I often took a circuitous route home. There was a candy store on Mygatt Street between Dickinson and Clinton that had that red shoestring licorice I loved. Friend Bill lived across the street. Heading north on Mygatt Street, we’d say goodbye to Lois near Meadow, and Karen near Spring Forest Avenue. Walking east on Cypress Street, I’d say adieu to Carol, and then cut through Ray’s property through Canny’s trucking, then back home.
We played at Valley Street Park, just north of our house. I tried to learn to play piano at Mrs. Hamlin’s house on Elm Street, between Everett and Mygatt.
The Trinity A.M.E. Zion Church used to be downtown, but when the block was torn down to build a playground, the congregation moved to a building at the corner of Oak and Lydia. That’s still there.
That massive expanse of greenery to the northwest is Spring Forest Cemetery. My friends and I would cut through it to play baseball at Ansco field on the other side.

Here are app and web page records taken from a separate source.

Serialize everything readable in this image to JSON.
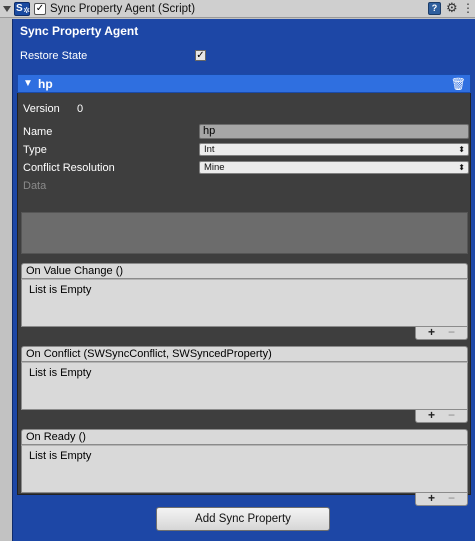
{
  "component": {
    "title": "Sync Property Agent (Script)",
    "script_icon_text": "S",
    "enabled_check": "✓",
    "help_glyph": "?",
    "settings_glyph": "⚙"
  },
  "agent": {
    "title": "Sync Property Agent",
    "restore_state_label": "Restore State",
    "restore_state_check": "✓"
  },
  "property": {
    "name_header": "hp",
    "version_label": "Version",
    "version_value": "0",
    "name_label": "Name",
    "name_value": "hp",
    "type_label": "Type",
    "type_value": "Int",
    "conflict_label": "Conflict Resolution",
    "conflict_value": "Mine",
    "data_label": "Data"
  },
  "events": [
    {
      "header": "On Value Change ()",
      "body": "List is Empty"
    },
    {
      "header": "On Conflict (SWSyncConflict, SWSyncedProperty)",
      "body": "List is Empty"
    },
    {
      "header": "On Ready ()",
      "body": "List is Empty"
    }
  ],
  "buttons": {
    "add_sync_property": "Add Sync Property",
    "plus": "+",
    "minus": "−"
  },
  "colors": {
    "panel_blue": "#1d47a6",
    "element_header_blue": "#2f6fe0",
    "dark_body": "#3e3e3e"
  }
}
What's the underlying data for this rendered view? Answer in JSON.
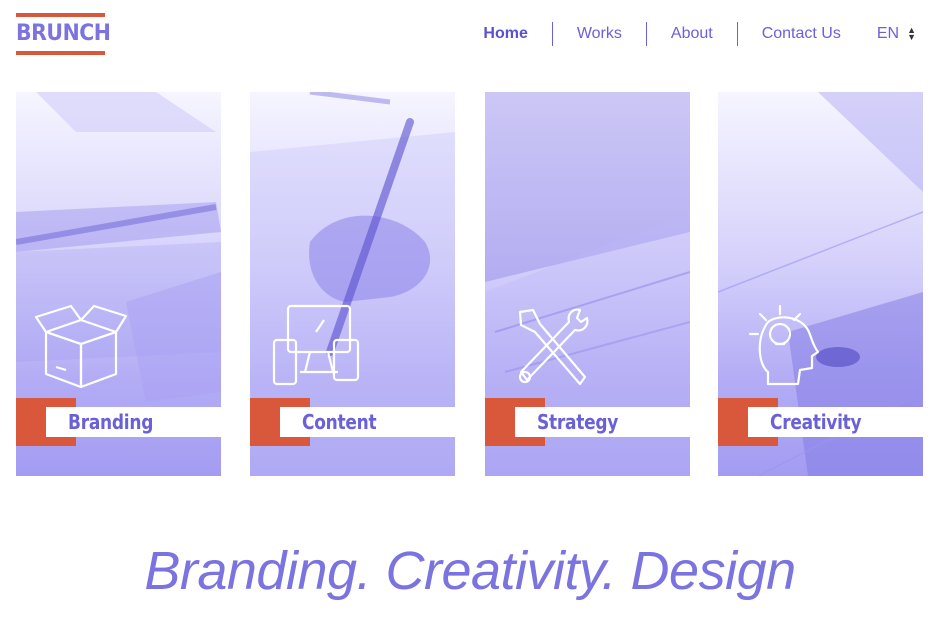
{
  "brand": {
    "logo_text": "BRUNCH"
  },
  "nav": {
    "items": [
      {
        "label": "Home",
        "active": true
      },
      {
        "label": "Works"
      },
      {
        "label": "About"
      },
      {
        "label": "Contact Us"
      }
    ],
    "language": "EN"
  },
  "cards": [
    {
      "label": "Branding",
      "icon": "box-icon"
    },
    {
      "label": "Content",
      "icon": "devices-icon"
    },
    {
      "label": "Strategy",
      "icon": "tools-icon"
    },
    {
      "label": "Creativity",
      "icon": "idea-head-icon"
    }
  ],
  "tagline": "Branding. Creativity. Design",
  "colors": {
    "accent": "#d9583b",
    "brand": "#6a60d8",
    "tint": "#a49cf2"
  }
}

My maternal grandmother and her sister Deana are buried in the northeast corner of the cemetery, less than two blocks from the house they, and my mother, grew up in.
My newspaper route started at Clinton and Oak, at the barbershop I used to go to, and went one block east, comprising a chunk of Front Street, including a long-gone apartment complex known as the Dwight Block, a nice little street called McDonald Avenue by the river, and a chunk of Front Street towards my house.
The First Ward, or The Ward, as we referred to it, was always a bastion of immigrants. A lot of Slavic folks, even now. But according to the 2010 Census, there are now Arabs, who weren’t there in 1970.
It’s been a rundown part of town for a while. But the city is trying. They’ve taken down the behemoth that was the Magic Ice building, formerly Cutler Ice in my time. Half a block from my old home, there will be new homes. The First Ward is a Brownfield Opportunity Area
Maybe next time I go to what they now call Greater Binghamton, I’ll actually GO to BINGHAMTON, see the old homestead, visit the graves.
Special thanks to Arthur@AmeriNZ, who manipulated the BOA map.